> [EXERCISE DESCRIPTION] State how many lines of the entries below hold the word "progress"; reply with nothing but the number.

> [EXERCISE DATA]

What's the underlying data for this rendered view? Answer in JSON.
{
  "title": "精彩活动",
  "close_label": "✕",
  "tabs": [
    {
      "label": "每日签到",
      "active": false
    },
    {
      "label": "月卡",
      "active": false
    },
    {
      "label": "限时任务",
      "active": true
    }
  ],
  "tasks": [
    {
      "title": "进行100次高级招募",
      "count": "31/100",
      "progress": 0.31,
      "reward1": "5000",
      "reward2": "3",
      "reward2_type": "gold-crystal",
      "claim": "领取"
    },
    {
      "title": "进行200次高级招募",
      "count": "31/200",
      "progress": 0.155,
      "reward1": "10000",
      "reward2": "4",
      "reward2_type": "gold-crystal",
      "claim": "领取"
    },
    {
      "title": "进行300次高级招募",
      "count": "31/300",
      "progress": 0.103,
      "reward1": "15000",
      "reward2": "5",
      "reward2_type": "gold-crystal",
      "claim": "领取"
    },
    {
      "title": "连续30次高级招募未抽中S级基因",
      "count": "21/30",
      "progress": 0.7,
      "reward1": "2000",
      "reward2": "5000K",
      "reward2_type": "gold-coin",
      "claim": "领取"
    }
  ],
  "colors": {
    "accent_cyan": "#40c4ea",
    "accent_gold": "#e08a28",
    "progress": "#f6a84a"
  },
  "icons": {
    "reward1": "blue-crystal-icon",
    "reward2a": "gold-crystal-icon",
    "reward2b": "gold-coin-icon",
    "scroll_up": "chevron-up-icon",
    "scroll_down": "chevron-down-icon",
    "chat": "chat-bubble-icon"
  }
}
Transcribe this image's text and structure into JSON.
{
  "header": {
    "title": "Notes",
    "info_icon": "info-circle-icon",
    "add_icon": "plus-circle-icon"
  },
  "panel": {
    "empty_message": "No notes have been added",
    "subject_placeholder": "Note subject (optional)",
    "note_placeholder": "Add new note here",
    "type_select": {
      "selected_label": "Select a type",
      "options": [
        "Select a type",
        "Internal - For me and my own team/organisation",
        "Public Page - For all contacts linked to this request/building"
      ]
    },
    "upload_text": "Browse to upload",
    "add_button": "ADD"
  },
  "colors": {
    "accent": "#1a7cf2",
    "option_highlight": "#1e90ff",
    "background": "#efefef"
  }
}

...

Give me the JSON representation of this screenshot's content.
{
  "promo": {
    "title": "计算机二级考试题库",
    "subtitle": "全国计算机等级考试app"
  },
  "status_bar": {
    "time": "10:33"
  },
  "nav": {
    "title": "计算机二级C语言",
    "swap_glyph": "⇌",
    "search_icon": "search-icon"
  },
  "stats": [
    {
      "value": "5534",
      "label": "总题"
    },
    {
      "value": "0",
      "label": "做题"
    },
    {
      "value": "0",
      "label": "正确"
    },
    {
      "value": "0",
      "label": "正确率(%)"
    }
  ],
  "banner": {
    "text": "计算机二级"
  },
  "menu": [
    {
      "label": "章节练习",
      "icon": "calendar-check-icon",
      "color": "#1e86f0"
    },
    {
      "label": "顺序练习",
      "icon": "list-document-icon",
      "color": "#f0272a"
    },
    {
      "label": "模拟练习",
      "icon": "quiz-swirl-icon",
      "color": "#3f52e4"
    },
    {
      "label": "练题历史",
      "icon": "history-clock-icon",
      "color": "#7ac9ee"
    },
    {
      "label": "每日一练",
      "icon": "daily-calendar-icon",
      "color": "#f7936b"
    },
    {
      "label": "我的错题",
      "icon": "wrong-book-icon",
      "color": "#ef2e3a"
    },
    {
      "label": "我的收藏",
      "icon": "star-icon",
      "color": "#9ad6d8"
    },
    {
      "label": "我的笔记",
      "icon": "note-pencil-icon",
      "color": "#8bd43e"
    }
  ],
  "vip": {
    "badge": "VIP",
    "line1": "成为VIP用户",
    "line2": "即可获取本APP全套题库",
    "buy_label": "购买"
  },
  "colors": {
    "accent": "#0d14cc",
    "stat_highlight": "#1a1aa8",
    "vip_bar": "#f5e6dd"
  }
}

> [EXERCISE OUTPUT] 5